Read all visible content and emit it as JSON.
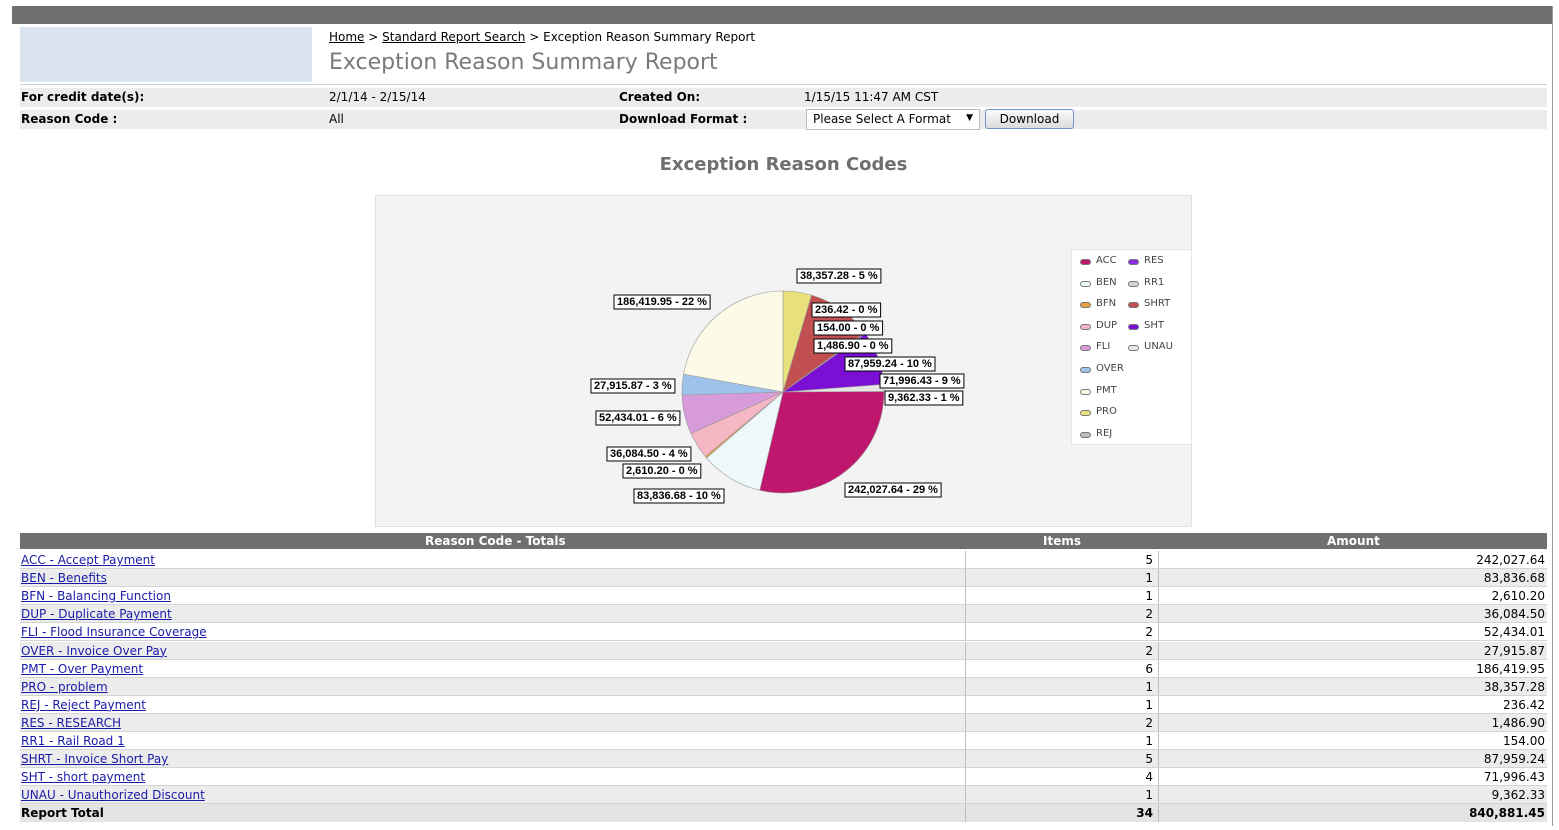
{
  "breadcrumb": {
    "home": "Home",
    "sep1": ">",
    "search": "Standard Report Search",
    "sep2": ">",
    "current": "Exception Reason Summary Report"
  },
  "page_title": "Exception Reason Summary Report",
  "info": {
    "credit_label": "For credit date(s):",
    "credit_value": "2/1/14 - 2/15/14",
    "created_label": "Created On:",
    "created_value": "1/15/15 11:47 AM CST",
    "reason_label": "Reason Code :",
    "reason_value": "All",
    "format_label": "Download Format :",
    "format_value": "Please Select A Format",
    "download_label": "Download"
  },
  "colors": {
    "ACC": "#c0176e",
    "BEN": "#eef8fb",
    "BFN": "#e8a040",
    "DUP": "#f6b7c4",
    "FLI": "#d79bd9",
    "OVER": "#9ec3ea",
    "PMT": "#fcfbe8",
    "PRO": "#e8e07a",
    "REJ": "#bdbdbd",
    "RES": "#8a2be2",
    "RR1": "#d4d4d4",
    "SHRT": "#c25050",
    "SHT": "#7b0fd6",
    "UNAU": "#e6e6e6"
  },
  "chart_data": {
    "type": "pie",
    "title": "Exception Reason Codes",
    "legend_position": "right",
    "slices": [
      {
        "code": "ACC",
        "value": 242027.64,
        "label": "242,027.64 - 29 %"
      },
      {
        "code": "BEN",
        "value": 83836.68,
        "label": "83,836.68 - 10 %"
      },
      {
        "code": "BFN",
        "value": 2610.2,
        "label": "2,610.20 - 0 %"
      },
      {
        "code": "DUP",
        "value": 36084.5,
        "label": "36,084.50 - 4 %"
      },
      {
        "code": "FLI",
        "value": 52434.01,
        "label": "52,434.01 - 6 %"
      },
      {
        "code": "OVER",
        "value": 27915.87,
        "label": "27,915.87 - 3 %"
      },
      {
        "code": "PMT",
        "value": 186419.95,
        "label": "186,419.95 - 22 %"
      },
      {
        "code": "PRO",
        "value": 38357.28,
        "label": "38,357.28 - 5 %"
      },
      {
        "code": "REJ",
        "value": 236.42,
        "label": "236.42 - 0 %"
      },
      {
        "code": "RES",
        "value": 1486.9,
        "label": "1,486.90 - 0 %"
      },
      {
        "code": "RR1",
        "value": 154.0,
        "label": "154.00 - 0 %"
      },
      {
        "code": "SHRT",
        "value": 87959.24,
        "label": "87,959.24 - 10 %"
      },
      {
        "code": "SHT",
        "value": 71996.43,
        "label": "71,996.43 - 9 %"
      },
      {
        "code": "UNAU",
        "value": 9362.33,
        "label": "9,362.33 - 1 %"
      }
    ],
    "legend": [
      "ACC",
      "BEN",
      "BFN",
      "DUP",
      "FLI",
      "OVER",
      "PMT",
      "PRO",
      "REJ",
      "RES",
      "RR1",
      "SHRT",
      "SHT",
      "UNAU"
    ]
  },
  "table": {
    "headers": [
      "Reason Code - Totals",
      "Items",
      "Amount"
    ],
    "rows": [
      {
        "label": "ACC - Accept Payment",
        "items": "5",
        "amount": "242,027.64"
      },
      {
        "label": "BEN - Benefits",
        "items": "1",
        "amount": "83,836.68"
      },
      {
        "label": "BFN - Balancing Function",
        "items": "1",
        "amount": "2,610.20"
      },
      {
        "label": "DUP - Duplicate Payment",
        "items": "2",
        "amount": "36,084.50"
      },
      {
        "label": "FLI - Flood Insurance Coverage",
        "items": "2",
        "amount": "52,434.01"
      },
      {
        "label": "OVER - Invoice Over Pay",
        "items": "2",
        "amount": "27,915.87"
      },
      {
        "label": "PMT - Over Payment",
        "items": "6",
        "amount": "186,419.95"
      },
      {
        "label": "PRO - problem",
        "items": "1",
        "amount": "38,357.28"
      },
      {
        "label": "REJ - Reject Payment",
        "items": "1",
        "amount": "236.42"
      },
      {
        "label": "RES - RESEARCH",
        "items": "2",
        "amount": "1,486.90"
      },
      {
        "label": "RR1 - Rail Road 1",
        "items": "1",
        "amount": "154.00"
      },
      {
        "label": "SHRT - Invoice Short Pay",
        "items": "5",
        "amount": "87,959.24"
      },
      {
        "label": "SHT - short payment",
        "items": "4",
        "amount": "71,996.43"
      },
      {
        "label": "UNAU - Unauthorized Discount",
        "items": "1",
        "amount": "9,362.33"
      }
    ],
    "total": {
      "label": "Report Total",
      "items": "34",
      "amount": "840,881.45"
    }
  }
}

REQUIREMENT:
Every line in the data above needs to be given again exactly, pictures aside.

EXERCISE OUTPUT:
Read all visible content and emit it as JSON.
{
  "breadcrumb": {
    "home": "Home",
    "sep1": ">",
    "search": "Standard Report Search",
    "sep2": ">",
    "current": "Exception Reason Summary Report"
  },
  "page_title": "Exception Reason Summary Report",
  "info": {
    "credit_label": "For credit date(s):",
    "credit_value": "2/1/14 - 2/15/14",
    "created_label": "Created On:",
    "created_value": "1/15/15 11:47 AM CST",
    "reason_label": "Reason Code :",
    "reason_value": "All",
    "format_label": "Download Format :",
    "format_value": "Please Select A Format",
    "download_label": "Download"
  },
  "colors": {
    "ACC": "#c0176e",
    "BEN": "#eef8fb",
    "BFN": "#e8a040",
    "DUP": "#f6b7c4",
    "FLI": "#d79bd9",
    "OVER": "#9ec3ea",
    "PMT": "#fcfbe8",
    "PRO": "#e8e07a",
    "REJ": "#bdbdbd",
    "RES": "#8a2be2",
    "RR1": "#d4d4d4",
    "SHRT": "#c25050",
    "SHT": "#7b0fd6",
    "UNAU": "#e6e6e6"
  },
  "chart_data": {
    "type": "pie",
    "title": "Exception Reason Codes",
    "legend_position": "right",
    "slices": [
      {
        "code": "ACC",
        "value": 242027.64,
        "label": "242,027.64 - 29 %"
      },
      {
        "code": "BEN",
        "value": 83836.68,
        "label": "83,836.68 - 10 %"
      },
      {
        "code": "BFN",
        "value": 2610.2,
        "label": "2,610.20 - 0 %"
      },
      {
        "code": "DUP",
        "value": 36084.5,
        "label": "36,084.50 - 4 %"
      },
      {
        "code": "FLI",
        "value": 52434.01,
        "label": "52,434.01 - 6 %"
      },
      {
        "code": "OVER",
        "value": 27915.87,
        "label": "27,915.87 - 3 %"
      },
      {
        "code": "PMT",
        "value": 186419.95,
        "label": "186,419.95 - 22 %"
      },
      {
        "code": "PRO",
        "value": 38357.28,
        "label": "38,357.28 - 5 %"
      },
      {
        "code": "REJ",
        "value": 236.42,
        "label": "236.42 - 0 %"
      },
      {
        "code": "RES",
        "value": 1486.9,
        "label": "1,486.90 - 0 %"
      },
      {
        "code": "RR1",
        "value": 154.0,
        "label": "154.00 - 0 %"
      },
      {
        "code": "SHRT",
        "value": 87959.24,
        "label": "87,959.24 - 10 %"
      },
      {
        "code": "SHT",
        "value": 71996.43,
        "label": "71,996.43 - 9 %"
      },
      {
        "code": "UNAU",
        "value": 9362.33,
        "label": "9,362.33 - 1 %"
      }
    ],
    "legend": [
      "ACC",
      "BEN",
      "BFN",
      "DUP",
      "FLI",
      "OVER",
      "PMT",
      "PRO",
      "REJ",
      "RES",
      "RR1",
      "SHRT",
      "SHT",
      "UNAU"
    ]
  },
  "table": {
    "headers": [
      "Reason Code - Totals",
      "Items",
      "Amount"
    ],
    "rows": [
      {
        "label": "ACC - Accept Payment",
        "items": "5",
        "amount": "242,027.64"
      },
      {
        "label": "BEN - Benefits",
        "items": "1",
        "amount": "83,836.68"
      },
      {
        "label": "BFN - Balancing Function",
        "items": "1",
        "amount": "2,610.20"
      },
      {
        "label": "DUP - Duplicate Payment",
        "items": "2",
        "amount": "36,084.50"
      },
      {
        "label": "FLI - Flood Insurance Coverage",
        "items": "2",
        "amount": "52,434.01"
      },
      {
        "label": "OVER - Invoice Over Pay",
        "items": "2",
        "amount": "27,915.87"
      },
      {
        "label": "PMT - Over Payment",
        "items": "6",
        "amount": "186,419.95"
      },
      {
        "label": "PRO - problem",
        "items": "1",
        "amount": "38,357.28"
      },
      {
        "label": "REJ - Reject Payment",
        "items": "1",
        "amount": "236.42"
      },
      {
        "label": "RES - RESEARCH",
        "items": "2",
        "amount": "1,486.90"
      },
      {
        "label": "RR1 - Rail Road 1",
        "items": "1",
        "amount": "154.00"
      },
      {
        "label": "SHRT - Invoice Short Pay",
        "items": "5",
        "amount": "87,959.24"
      },
      {
        "label": "SHT - short payment",
        "items": "4",
        "amount": "71,996.43"
      },
      {
        "label": "UNAU - Unauthorized Discount",
        "items": "1",
        "amount": "9,362.33"
      }
    ],
    "total": {
      "label": "Report Total",
      "items": "34",
      "amount": "840,881.45"
    }
  }
}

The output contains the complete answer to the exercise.